#### Directions for this task:
When the string "nkind" occurs in a line of the records, show that line.
[[ Material provided open ]]
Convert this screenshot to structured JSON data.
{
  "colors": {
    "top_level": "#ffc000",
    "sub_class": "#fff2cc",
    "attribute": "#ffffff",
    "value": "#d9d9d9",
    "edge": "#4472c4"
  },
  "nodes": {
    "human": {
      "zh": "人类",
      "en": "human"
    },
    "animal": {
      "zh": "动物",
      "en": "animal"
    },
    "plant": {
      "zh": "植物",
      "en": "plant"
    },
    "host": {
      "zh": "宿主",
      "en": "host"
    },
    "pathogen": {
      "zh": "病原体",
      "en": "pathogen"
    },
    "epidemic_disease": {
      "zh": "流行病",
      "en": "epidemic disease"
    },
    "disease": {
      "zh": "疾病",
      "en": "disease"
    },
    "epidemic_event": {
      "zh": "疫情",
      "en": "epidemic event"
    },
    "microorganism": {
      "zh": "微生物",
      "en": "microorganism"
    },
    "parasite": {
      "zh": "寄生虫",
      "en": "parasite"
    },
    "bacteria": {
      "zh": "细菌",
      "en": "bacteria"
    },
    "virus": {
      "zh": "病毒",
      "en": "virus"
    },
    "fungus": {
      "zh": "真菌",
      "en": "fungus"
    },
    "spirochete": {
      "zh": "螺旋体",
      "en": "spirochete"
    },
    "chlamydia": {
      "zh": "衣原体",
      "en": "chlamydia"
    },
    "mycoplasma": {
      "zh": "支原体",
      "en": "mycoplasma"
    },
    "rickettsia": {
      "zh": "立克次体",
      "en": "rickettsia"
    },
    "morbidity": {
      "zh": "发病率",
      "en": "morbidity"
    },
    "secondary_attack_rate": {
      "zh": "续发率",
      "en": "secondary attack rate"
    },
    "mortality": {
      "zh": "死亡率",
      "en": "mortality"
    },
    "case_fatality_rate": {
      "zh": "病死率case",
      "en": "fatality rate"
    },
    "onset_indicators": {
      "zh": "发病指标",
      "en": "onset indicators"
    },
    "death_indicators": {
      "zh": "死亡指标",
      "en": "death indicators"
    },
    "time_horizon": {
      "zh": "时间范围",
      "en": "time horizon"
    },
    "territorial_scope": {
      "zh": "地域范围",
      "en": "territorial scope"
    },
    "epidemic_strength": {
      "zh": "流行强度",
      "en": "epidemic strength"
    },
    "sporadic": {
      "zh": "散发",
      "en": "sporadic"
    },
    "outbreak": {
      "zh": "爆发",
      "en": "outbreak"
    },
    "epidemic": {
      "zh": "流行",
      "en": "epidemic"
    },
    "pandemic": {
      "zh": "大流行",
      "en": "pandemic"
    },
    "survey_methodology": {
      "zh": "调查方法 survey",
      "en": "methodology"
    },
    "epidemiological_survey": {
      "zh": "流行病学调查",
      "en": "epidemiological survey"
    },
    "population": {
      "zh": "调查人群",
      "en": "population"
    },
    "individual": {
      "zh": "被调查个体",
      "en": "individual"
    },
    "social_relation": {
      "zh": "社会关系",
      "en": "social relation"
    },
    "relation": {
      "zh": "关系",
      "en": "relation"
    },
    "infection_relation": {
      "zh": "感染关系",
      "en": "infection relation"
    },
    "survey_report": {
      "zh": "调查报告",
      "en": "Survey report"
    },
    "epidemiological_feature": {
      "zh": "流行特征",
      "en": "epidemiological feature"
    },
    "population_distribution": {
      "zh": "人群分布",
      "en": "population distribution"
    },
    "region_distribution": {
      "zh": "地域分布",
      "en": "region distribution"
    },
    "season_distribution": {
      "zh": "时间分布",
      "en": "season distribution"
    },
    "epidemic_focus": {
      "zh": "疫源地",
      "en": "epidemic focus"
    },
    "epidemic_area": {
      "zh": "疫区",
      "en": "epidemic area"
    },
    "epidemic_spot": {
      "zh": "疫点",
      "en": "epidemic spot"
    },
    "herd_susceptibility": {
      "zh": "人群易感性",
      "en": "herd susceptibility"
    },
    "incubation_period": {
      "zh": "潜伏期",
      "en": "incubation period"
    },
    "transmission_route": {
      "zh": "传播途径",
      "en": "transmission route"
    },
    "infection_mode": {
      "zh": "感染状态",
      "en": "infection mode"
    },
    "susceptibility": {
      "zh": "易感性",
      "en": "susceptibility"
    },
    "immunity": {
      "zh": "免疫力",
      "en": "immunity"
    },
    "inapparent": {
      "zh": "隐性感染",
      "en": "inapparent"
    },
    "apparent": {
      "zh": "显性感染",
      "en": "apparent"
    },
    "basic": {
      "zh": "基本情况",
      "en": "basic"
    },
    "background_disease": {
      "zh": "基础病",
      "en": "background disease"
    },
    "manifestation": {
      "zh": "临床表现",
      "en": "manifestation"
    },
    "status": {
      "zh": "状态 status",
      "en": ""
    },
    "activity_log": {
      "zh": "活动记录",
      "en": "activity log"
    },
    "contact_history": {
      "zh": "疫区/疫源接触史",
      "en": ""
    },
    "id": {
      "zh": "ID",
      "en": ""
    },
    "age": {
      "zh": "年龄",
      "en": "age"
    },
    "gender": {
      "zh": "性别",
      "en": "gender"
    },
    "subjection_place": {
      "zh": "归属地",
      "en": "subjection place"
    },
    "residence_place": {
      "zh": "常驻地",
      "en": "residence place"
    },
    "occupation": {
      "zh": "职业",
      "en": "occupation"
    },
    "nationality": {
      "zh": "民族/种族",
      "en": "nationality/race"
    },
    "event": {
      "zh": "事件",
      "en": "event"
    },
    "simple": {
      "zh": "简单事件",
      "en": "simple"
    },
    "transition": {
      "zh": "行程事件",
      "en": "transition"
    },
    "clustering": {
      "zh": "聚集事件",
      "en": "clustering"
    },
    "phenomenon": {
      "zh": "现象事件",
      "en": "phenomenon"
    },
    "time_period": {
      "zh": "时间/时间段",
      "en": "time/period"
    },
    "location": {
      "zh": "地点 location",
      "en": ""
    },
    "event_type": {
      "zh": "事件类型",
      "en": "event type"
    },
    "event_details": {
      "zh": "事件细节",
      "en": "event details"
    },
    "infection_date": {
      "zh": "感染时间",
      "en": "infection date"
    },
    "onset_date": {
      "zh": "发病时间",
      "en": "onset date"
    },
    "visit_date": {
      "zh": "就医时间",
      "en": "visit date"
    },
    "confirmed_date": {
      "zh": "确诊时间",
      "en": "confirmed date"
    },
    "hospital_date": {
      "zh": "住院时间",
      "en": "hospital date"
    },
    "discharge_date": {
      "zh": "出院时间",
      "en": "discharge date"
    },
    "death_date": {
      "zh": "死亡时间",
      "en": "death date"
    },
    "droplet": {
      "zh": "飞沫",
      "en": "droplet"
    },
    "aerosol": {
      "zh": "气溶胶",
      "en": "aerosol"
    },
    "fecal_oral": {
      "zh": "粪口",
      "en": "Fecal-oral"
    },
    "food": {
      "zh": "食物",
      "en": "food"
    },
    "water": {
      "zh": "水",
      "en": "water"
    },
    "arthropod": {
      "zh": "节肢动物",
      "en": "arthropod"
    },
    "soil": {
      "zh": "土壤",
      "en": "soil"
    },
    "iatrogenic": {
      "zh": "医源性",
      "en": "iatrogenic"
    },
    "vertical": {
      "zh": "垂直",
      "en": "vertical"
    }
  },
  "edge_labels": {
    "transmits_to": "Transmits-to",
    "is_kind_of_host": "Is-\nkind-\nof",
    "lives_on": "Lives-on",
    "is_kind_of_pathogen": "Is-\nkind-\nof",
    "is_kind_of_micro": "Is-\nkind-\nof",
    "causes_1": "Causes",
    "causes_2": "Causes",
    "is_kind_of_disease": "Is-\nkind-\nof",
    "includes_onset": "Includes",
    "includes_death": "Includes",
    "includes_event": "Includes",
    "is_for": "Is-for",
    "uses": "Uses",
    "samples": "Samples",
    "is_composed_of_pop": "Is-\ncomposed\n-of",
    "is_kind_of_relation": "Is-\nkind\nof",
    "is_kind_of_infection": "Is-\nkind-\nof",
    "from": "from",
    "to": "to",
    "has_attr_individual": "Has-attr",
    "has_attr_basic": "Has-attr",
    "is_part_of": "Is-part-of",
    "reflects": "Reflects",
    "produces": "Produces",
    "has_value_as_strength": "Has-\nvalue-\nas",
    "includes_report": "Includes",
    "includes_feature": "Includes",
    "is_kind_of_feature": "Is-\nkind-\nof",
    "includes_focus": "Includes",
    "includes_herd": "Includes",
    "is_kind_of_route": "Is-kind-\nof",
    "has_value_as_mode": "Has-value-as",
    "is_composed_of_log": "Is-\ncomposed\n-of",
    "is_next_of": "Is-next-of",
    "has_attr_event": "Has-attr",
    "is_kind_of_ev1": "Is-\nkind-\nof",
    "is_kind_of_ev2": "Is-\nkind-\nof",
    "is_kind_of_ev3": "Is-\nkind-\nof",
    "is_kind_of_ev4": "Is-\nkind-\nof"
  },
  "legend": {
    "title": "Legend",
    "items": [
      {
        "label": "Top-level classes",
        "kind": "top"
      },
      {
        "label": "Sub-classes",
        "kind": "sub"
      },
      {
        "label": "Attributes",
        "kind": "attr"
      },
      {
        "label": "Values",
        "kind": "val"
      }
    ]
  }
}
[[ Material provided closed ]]
#### Task response:
    "is_kind_of_host": "Is-\nkind-\nof",
    "is_kind_of_pathogen": "Is-\nkind-\nof",
    "is_kind_of_micro": "Is-\nkind-\nof",
    "is_kind_of_disease": "Is-\nkind-\nof",
    "is_kind_of_relation": "Is-\nkind\nof",
    "is_kind_of_infection": "Is-\nkind-\nof",
    "is_kind_of_feature": "Is-\nkind-\nof",
    "is_kind_of_ev1": "Is-\nkind-\nof",
    "is_kind_of_ev2": "Is-\nkind-\nof",
    "is_kind_of_ev3": "Is-\nkind-\nof",
    "is_kind_of_ev4": "Is-\nkind-\nof"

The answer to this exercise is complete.